Kejriwal was a member of the committee constituted by the Government of India to draft the Bill, playing an important role in its development. He shot into the limelight when he joined hands with a veteran social reformer – Anna Hazare – to launch a massive anti-corruption movement that aimed to compel the Indian Parliament to pass the Jan Lokpal Bill.
While Anna Hazare became the face of the movement, it was Arvind Kejriwal who masterminded the campaign. Working tirelessly, his devotion to – and micro-management of – the initiative not only got the masses motivated, but also captured wide media interest.
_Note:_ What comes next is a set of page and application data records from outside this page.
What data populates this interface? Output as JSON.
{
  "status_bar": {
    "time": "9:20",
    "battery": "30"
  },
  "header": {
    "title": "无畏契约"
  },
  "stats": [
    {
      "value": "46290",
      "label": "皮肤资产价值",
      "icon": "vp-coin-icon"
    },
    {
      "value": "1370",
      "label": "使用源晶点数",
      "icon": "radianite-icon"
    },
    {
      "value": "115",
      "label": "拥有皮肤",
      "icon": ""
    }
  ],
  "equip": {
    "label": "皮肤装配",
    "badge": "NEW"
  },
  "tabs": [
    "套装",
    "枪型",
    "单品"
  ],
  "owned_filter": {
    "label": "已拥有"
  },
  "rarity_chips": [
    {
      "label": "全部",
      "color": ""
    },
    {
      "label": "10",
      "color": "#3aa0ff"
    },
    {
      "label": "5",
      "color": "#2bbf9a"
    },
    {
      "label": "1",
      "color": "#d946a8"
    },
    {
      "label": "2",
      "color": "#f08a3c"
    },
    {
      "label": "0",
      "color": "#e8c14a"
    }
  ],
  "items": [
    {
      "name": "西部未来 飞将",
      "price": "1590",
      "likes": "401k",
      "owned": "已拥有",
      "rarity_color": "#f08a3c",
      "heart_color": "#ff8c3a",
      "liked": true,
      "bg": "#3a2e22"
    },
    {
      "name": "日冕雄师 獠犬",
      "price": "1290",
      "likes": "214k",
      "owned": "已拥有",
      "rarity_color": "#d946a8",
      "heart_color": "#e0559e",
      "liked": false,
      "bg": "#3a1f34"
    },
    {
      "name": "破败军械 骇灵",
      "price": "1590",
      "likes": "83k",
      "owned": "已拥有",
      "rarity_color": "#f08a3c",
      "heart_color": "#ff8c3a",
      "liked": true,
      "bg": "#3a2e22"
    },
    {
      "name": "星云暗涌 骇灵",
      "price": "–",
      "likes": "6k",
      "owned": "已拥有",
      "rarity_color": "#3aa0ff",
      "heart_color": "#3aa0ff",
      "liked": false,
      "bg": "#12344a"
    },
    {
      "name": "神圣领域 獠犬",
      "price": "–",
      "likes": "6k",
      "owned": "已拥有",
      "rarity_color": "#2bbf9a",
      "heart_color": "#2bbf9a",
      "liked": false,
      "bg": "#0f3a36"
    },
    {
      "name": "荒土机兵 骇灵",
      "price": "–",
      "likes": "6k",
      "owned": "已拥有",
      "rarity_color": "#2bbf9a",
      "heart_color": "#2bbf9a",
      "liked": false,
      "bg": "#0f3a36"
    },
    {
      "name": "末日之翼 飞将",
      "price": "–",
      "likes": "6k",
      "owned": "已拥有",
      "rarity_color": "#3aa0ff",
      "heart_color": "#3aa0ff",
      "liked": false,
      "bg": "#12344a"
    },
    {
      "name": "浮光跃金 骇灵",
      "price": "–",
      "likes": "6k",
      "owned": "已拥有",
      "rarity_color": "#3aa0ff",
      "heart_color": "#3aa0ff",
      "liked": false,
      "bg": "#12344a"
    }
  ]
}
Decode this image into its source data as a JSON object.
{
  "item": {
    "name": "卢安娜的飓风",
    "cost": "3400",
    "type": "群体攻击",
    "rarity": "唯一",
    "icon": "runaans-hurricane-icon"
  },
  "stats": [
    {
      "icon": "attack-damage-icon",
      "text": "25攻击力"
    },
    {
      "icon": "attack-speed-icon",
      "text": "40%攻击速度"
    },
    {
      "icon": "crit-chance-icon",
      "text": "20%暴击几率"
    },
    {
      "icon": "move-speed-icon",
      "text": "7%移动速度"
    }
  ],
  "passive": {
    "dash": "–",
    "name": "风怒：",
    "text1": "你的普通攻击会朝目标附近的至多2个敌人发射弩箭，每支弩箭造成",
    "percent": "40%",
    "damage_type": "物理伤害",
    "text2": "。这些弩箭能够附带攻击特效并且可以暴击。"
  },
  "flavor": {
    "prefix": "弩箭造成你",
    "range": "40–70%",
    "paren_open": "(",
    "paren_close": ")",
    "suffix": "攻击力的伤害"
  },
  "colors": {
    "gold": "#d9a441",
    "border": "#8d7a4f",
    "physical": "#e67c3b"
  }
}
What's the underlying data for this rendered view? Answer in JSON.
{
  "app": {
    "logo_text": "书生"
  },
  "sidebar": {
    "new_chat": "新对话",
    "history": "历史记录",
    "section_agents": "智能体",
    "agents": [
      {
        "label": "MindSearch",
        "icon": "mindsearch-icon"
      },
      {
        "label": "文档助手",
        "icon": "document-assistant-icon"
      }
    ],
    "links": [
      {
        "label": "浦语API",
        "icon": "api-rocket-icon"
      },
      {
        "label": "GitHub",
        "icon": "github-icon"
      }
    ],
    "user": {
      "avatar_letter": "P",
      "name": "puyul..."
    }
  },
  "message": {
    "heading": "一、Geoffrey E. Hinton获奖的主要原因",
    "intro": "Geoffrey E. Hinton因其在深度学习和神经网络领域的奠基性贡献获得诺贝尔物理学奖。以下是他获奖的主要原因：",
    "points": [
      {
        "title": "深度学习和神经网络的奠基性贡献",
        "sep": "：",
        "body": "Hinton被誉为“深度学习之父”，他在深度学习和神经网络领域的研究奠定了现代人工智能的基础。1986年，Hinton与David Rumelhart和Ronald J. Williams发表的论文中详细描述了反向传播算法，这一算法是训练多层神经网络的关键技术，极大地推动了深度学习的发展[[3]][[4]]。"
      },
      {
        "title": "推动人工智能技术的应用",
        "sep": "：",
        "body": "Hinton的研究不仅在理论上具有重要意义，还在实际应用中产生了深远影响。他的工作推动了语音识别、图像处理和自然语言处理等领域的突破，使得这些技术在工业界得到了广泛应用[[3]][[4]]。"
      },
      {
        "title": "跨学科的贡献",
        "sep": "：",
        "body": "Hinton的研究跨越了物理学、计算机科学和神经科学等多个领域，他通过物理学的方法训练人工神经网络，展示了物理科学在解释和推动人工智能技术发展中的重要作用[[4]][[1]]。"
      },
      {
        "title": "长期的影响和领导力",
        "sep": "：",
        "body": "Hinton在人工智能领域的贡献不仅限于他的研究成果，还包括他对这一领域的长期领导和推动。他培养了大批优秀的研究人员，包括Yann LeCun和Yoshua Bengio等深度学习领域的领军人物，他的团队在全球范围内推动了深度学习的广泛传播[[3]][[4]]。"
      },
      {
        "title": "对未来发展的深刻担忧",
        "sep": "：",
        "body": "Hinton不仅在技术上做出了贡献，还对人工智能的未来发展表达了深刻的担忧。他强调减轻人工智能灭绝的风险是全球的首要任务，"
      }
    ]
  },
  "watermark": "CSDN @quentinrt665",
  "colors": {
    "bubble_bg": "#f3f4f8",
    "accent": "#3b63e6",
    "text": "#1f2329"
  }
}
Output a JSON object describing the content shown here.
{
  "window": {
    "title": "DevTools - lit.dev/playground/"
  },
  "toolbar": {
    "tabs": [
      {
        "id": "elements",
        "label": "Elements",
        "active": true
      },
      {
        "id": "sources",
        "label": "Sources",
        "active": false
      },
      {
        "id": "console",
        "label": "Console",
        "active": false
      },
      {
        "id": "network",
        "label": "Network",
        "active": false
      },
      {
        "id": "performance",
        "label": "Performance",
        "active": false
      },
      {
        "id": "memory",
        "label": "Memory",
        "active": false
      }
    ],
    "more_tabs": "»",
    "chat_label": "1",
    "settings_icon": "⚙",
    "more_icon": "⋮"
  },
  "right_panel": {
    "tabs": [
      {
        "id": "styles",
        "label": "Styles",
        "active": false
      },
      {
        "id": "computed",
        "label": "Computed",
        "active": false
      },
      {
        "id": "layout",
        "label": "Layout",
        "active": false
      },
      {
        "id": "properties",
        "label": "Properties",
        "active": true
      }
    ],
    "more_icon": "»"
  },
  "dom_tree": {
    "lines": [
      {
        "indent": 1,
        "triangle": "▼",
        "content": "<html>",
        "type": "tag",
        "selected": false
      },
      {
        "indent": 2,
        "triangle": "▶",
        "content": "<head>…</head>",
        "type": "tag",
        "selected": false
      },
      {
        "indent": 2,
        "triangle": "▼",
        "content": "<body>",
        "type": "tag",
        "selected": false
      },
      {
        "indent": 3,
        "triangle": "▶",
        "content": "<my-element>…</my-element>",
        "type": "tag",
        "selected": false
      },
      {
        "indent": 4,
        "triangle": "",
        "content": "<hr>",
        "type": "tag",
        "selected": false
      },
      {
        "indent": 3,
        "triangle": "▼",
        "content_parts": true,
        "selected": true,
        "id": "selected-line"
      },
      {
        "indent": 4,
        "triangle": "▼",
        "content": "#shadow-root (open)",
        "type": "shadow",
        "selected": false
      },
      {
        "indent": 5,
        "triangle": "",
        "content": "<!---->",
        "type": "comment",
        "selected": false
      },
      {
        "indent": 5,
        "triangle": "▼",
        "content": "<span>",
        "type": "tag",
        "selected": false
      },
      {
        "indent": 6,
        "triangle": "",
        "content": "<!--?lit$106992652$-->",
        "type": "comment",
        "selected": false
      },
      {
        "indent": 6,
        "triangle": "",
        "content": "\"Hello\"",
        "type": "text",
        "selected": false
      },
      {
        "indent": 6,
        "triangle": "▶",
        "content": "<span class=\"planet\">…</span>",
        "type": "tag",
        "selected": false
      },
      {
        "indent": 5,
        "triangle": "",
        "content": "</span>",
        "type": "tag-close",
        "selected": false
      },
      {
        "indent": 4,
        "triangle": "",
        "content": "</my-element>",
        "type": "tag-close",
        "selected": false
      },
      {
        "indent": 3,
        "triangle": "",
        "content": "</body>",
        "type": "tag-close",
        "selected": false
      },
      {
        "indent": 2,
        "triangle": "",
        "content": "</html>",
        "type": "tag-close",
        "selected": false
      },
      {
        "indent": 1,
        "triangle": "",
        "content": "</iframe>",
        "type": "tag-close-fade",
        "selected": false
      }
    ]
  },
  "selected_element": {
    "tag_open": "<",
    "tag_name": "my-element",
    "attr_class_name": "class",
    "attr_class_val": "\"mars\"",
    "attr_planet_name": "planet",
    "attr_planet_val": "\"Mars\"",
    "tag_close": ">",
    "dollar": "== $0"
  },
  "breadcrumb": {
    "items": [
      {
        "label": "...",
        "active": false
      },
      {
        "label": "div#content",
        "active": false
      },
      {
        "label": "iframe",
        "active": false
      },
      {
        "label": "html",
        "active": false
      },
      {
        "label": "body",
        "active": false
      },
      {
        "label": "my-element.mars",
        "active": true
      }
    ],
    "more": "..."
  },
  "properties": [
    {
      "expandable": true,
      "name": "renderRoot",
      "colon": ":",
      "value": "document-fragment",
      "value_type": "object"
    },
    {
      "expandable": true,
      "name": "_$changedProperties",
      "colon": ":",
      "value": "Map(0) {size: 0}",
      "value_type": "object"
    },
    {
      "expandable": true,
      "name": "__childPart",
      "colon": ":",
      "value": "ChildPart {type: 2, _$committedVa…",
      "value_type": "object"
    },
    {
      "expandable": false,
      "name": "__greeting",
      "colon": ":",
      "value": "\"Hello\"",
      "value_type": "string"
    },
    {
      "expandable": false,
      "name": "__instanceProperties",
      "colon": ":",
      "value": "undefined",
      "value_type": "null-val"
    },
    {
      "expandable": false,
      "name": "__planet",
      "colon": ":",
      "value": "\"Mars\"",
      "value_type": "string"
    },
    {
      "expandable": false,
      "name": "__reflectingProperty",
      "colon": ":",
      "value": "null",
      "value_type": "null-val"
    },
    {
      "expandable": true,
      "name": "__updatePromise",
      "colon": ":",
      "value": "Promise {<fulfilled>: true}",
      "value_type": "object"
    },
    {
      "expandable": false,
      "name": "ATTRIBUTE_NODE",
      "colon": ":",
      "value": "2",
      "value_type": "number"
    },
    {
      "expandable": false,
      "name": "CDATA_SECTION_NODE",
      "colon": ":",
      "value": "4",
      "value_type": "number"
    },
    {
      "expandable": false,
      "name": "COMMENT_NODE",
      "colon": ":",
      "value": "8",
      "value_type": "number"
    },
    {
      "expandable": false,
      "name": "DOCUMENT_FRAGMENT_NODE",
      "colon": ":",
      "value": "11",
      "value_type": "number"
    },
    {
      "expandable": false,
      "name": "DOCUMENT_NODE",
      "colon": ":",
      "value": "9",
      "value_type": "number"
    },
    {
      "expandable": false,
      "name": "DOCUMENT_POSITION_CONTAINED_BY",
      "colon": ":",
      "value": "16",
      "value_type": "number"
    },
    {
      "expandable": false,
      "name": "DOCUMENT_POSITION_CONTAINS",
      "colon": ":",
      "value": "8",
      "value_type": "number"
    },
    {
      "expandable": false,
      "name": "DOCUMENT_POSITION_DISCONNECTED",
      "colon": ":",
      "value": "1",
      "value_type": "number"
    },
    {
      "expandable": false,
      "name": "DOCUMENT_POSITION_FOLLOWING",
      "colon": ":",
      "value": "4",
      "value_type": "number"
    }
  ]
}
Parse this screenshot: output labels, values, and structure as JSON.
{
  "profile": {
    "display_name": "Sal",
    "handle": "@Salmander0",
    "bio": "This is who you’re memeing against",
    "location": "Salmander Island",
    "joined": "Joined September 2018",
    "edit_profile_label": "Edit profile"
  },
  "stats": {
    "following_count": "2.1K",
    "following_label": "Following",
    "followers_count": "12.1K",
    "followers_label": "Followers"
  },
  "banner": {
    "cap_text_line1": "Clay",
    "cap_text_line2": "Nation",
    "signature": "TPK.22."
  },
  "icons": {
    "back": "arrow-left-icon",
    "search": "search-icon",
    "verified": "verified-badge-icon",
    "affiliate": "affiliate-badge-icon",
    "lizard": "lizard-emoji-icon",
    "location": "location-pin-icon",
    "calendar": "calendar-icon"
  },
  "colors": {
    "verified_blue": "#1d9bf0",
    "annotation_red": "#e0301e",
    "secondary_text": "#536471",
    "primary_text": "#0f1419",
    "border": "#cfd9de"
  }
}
It was Kejriwal’s idea to start the movement right after the Cricket World Cup and before the Indian Premiere League (IPL) began. This inspired timing helped the anti-corruption movement become a huge success, bringing citizens out to march in the streets and almost bringing the Indian Government to its knees.
Despite its success, Kejriwal parted ways with Anna Hazare due to differences of opinion, most crucially because of Kejriwal's enthusiasm to launch a political party to bring about the desired change in governance. Kejriwal wanted to capitalise on the wave of public support. Team Anna disagreed. Arvind Kejriwal, once again, this time with a handful of supporters by his side, decided to take the plunge.
The Aam Aadmi Party’s website clearly states its mission for entering politics. “The time for peaceful fasts and protests is gone. This is the time for action. Since most political parties are corrupt, greedy and thick-skinned, it's time to bring political power back into the people's hands.” With that aim in mind, Arvind Kejriwal set out to fight the Delhi elections, selecting a “broom” as his party's electoral symbol.
Support flowed in from all corners. One of the most talked about aspects of AAP's campaign was the transparency of donations to the party. Each penny was accounted for, the figure proudly displayed on the website.
On the counting day, when the news poured in about AAP's astonishing performance, crowd shots showed brooms being waved in the air as a mark of celebration.
But the euphoria was short lived. After failing to table the Jan Lokpal Bill in the Delhi Assembly, Kejriwal decided to dissolve the assembly and resigned as Delhi’s Chief Minister. Why? Because he had promised that if he failed to bring in the Jan Lokpal Bill, he wouldn’t continue as Delhi’s Chief Minister. Kejriwal is a stubborn man, and one who honors his promises.
He works hard, lives frugally and is often photographed travelling in his economical small car or taking the Delhi Metro or an auto-rickshaw (public transport) to campaign events. The woollen muffler wrapped around his head, and his perennial cough, have become trademarks of a sort, often utilized in political satires.
Kejriwal now looms as an unstoppable force in the Indian political arena. He has thrown himself into an eventful, closely-watched campaign in Varanasi against Modi, and seems to thrive on it. He has slept on the streets of Delhi on cold winter nights, protests at every opportunity, and has become a compelling subject of conversation across the country.
His critics complain he is the creation of his own hype. “Take away the camera from his face and then see what remains” is the mantra of the cynics. But say what you might of him, Arvind Kejriwal has definitely captured the the imagination of ordinary Indians, and the interest of edtors and TV news directors. He is a political phenomena that no one can ignore. Not even Rahul Gandhi or Narendra Modi.
Whether the Aam Aadmi Party ultimately puts up an equally brilliant performance on the national scene won't be known until the votes of the epic national ballot are counted next Friday (16 May). But regardless of the result Arvind Kejriwal, anti-corruption crusader, has changed the political discourse in India.